Katia Zatuliveter’s brother-in-law, 43 year old Andrew Cowburn, a British native, directs the Choices Company, an agency that recruits wealthy international students to come study at British universities. Her father is listed as the company’s Russian representative, and Katia’s elder sister, Polina Cowburn, worked as the director of Bradford University’s international office while Katia studied there. Cowburn is now the senior international admissions officer at the University of Central Lancashire, home to an increasing number of Russian students, where she has a direct hand in admitting Russian nationals and bringing to fruition her father’s goals of filling British universities with the sons and daughters of Russian oligarchs.
The elder Zatuliveter, regarded as a shining example of Russia’s “post-communist elite,” used his wealth, influence, and lofty social ties to recruit a steady stream of Soviet intelligentsia for study in Britain. And his daughter Katia, a child of intelligentsia, was intimately connected with a British parliamentarian widely known for his unconditionally pro-Russia positions.
According to Hungarian parliamentarian and Council of Europe member Matyas Eorsi, a former colleague of Hancock, the British MP is undoubtedly “the most pro-Russian MP from among all of the countries of Western Europe.” Eorsi continued:
When it came to debates on Putin, freedom of the media, or the war with Georgia, Michael always defended Russia.
Among the Liberal bloc in Strasbourg we were all stunned by his position.
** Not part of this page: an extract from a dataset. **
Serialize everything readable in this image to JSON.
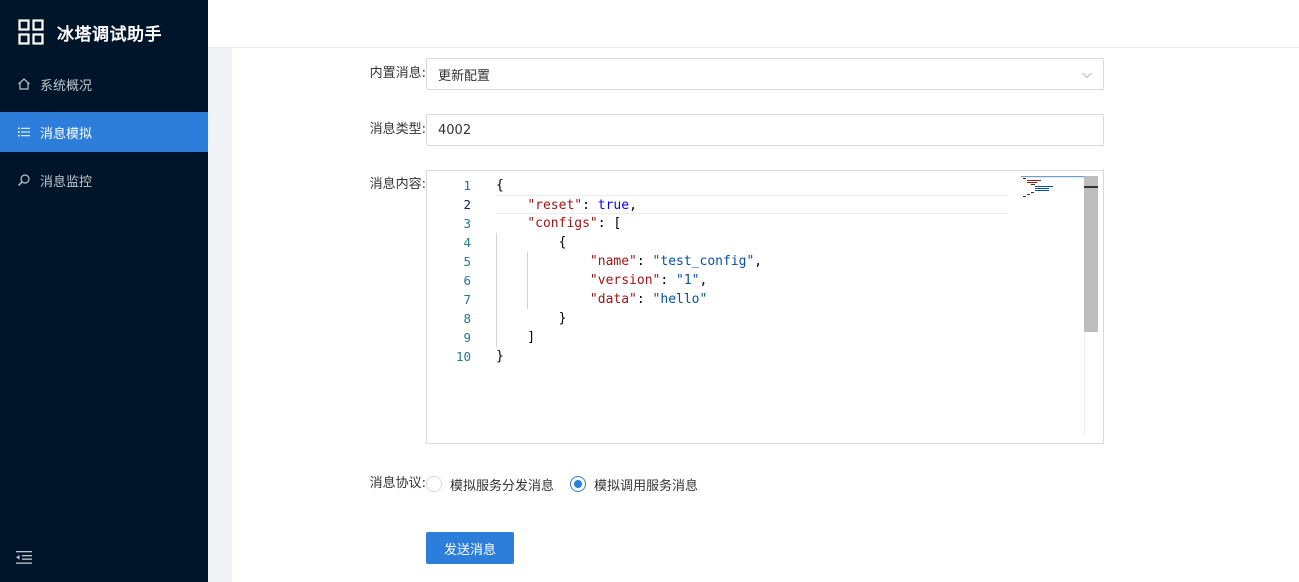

According to him, Russia really is a fully-fledged democracy.
Eorsi also recounts that Hancock, a widely known womanizer, would only hire Russian or Ukrainian “long-legged, good-looking blondes, never older than 25” aides in his Council office, and that he breached the security of the Council’s computer system by granting unlimited password access to his Soviet aides.
Hancock, a denier of the Armenian Genocide, of course, denied responsibility for this, and also refused to disclose how many trips he had taken to Russia, claiming that his passport had fallen into the sea.
He also declares that his former aide is innocent, despite public protests from MI5 Chief Jonathan Evans regarding the imminent threat of Russian subversives infiltrating Parliament, claiming, “There were no dodgy deals, no favors and no shortcuts. I'm not naive.”
Hancock’s response to the arrest mirrors that of Russia’s response to this arrest, as well as the arrests of the 10 Russian sleeper agents in June. Russian Charges d’ Affaires Alexander Sternik claims that the arrest is a British public relations stunt intended to deflect attention away from WikiLeaks revelations about Britain’s failed bid to host the 2018 World Cup. Sternik also threatened retaliatory expulsions of British officials, “if deemed necessary.”
Sternik also claims that Hancock is the subject of political persecution, because he “showed sympathy and understanding for the modern Russian state.” He hails Hancock as one who is “known to have a balanced objective and sympathetic approach towards the modern Russia and its foreign policy.”
The Russian Foreign Ministry referred to the arrest of Zatuliveter as “vaudeville of the worn-out spy plot,” ignoring its severity, while Oleg Gordievsky, former KGB London Chief (now defected), believes that Zatuliveter “asked important military questions, and passed them to the MP, who then pushed them up the chain.”
“Once answers arrived, she read them, re-wrote them, copied, and passed the copies to KGB agents,” a most egregious example of subversion from within.
It is unknown why Hancock was able to carry out his subversive activities unfettered for so many decades.
Photo: Mike Hancock